U.S. factory output slipped for the first time in 10 months in April as a shortage of parts from Japan crimped activity and home building slumped, showing the economy got off to a weak start in the second quarter.

Signs of lackluster economic activity were also evident in declining sales at Wal-Mart Stores, which said its customers were still living from paycheck to paycheck. Home Depot also reported a drop in sales while Hewlett-Packard cut its 2011 profit forecast.

Analysts are cautiously optimistic the economy will regain speed this quarter after growth slowed to a 1.8 percent annual pace in the January-March period, but some doubt that growth will pick back up to an annualized rate of 3.0 percent.

It's a sluggish start, said Ryan Sweet, a senior economist at Moody's Analytics in West Chester, Pennsylvania. Since the beginning of this year, the recovery seems to have hit a bit of a soft patch, but conditions should improve for the remainder of this year.

U.S. stocks mostly fell on concerns about the economic recovery. The Dow Jones industrial average dropped 68.79 points, or 0.55 percent, to 12,479.58 and the Standard & Poor's 500 Index dipped 0.49 of a point, or 0.04 percent, to end at 1,328.98. The Nasdaq Composite,however, inched up 0.90 of a point, or 0.03 percent, to close at 2,783.21. The benchmark 10-year U.S. Treasury note rose 6/32 in price, its yield moving through resistance at 3.14 percent to stand at 3.13 percent, after earlier falling to 3.10 percent, which was the lowest since early December.

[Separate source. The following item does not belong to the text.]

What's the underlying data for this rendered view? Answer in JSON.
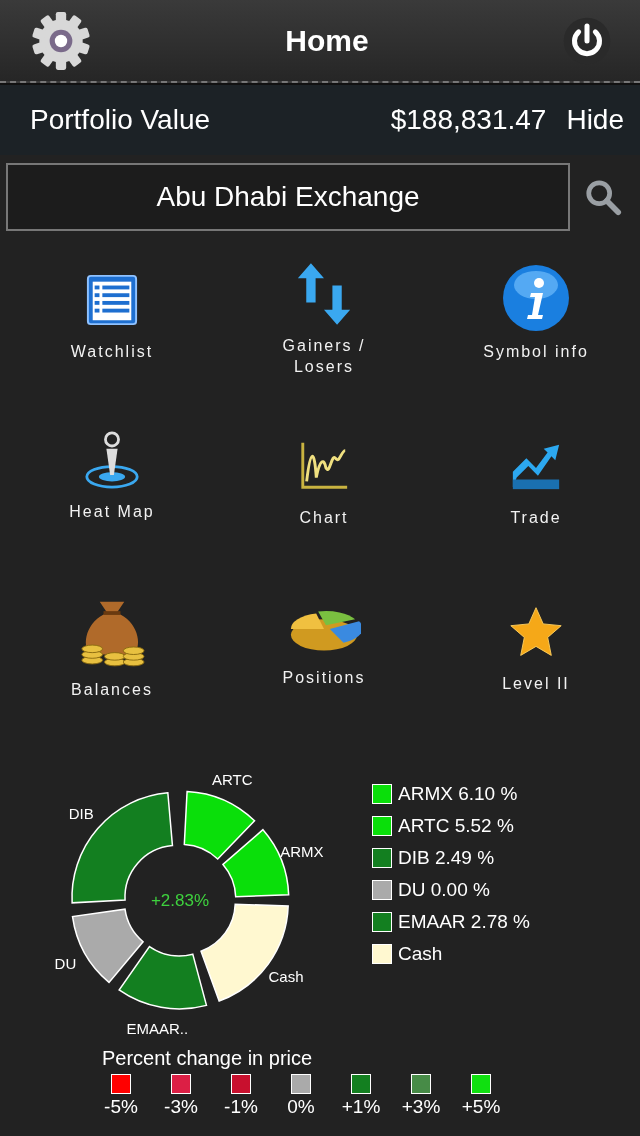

The economic data added to the market's sense that the economy is in a slower growth mode, said Cary Leahey, managing director and senior economist at Decision Economics.

Whatever rebound is unfolding in the second quarter will fall short of 3.0 percent growth and if growth falls short of 3.0 percent, the Fed will be disappointed and will postpone taking even baby steps toward tightening monetary policy, he said.


Manufacturing output fell 0.4 percent, breaking nine straight months of gains, as supply disruptions from Japan's earthquake hit auto production, the Federal Reserve said.

Overall industrial production was flat, with gains in mining and utilities offsetting the drop in factory output. Excluding cars and parts, manufacturing output rose a sluggish 0.2 percent.

A separate report from the Commerce Department showed groundbreaking for new housing dropped 10.6 percent to an annual rate of 523,000 units as a glut of homes on the market discouraged new projects.

Though March's housing starts were revised up substantially, it was not enough to soften the blow from last month's drop.

The recovery in the housing sector is still wanting and is still a hope more than a reality, said Anthony Chan, chief economist at JPMorgan Private Wealth Management in New York.

Economists, who had expected starts to rise to a 568,000-unit rate, said tornadoes that lashed parts of the country last month were partly to blame for the drop. Starts in the tornado-ravaged South slumped to a two-year low.

Hopes are high that gasoline prices will fall and the nascent labor market recovery will strengthen enough to boost consumer spending and therefore economic growth.

But Wal-Mart said U.S. sales fell in the February-to-April quarter, adding it continued to see a paycheck cycle, where people stock up around payday and then spend less as money runs out.


Manufacturing has been leading the recovery and economists expect it to bounce back as auto supply disruptions fade.

Housing, however, is a different matter. Construction is being crowded out by an oversupply of homes and in particular foreclosed properties that sell well below their value.

In March, the spread between the prices of new and previously owned houses was about $54,200, indicating used homes are selling well below the cost of construction. A spread of between $20,000 and $30,000 is generally viewed as ideal.

A report on Monday showed that while builders expected a modest improvement in sales during spring, they anticipate market conditions to weaken in the next six months.

Analysts estimate there are between 8 million and 9 million homes on the market, including the so-called shadow inventory -- foreclosed properties and those that are about to be repossessed by banks.

The shadow housing inventory is coming to the market and is hindering the need to really start building more houses, said Chan.

The weight on the economy will be limited, however, since residential construction only accounts for about 2.2 percent of gross domestic product.

In addition, with the labor market showing signs of life, analysts are guardedly optimistic about a slight improvement as the year progresses. A similar outlook was shared by Home Depot, which raised its profit forecast for the year despite a slow start to the spring selling season.

Groundbreaking last month was depressed by a 24.1 percent tumble in the volatile multi-family homes sector, where starts for buildings with five or more units dropped 28.3 percent. Single-family home construction fell 5.1 percent.

Permits for future home construction dropped 4.0 percent to a 551,000-unit pace last month. They were held down by an 8.8 percent drop in the multi-family segment. Permits to build single-family homes slipped 1.8 percent.

(Additional reporting by Mark Felsenthal; Editing by James Dalgleish and Jan Paschal)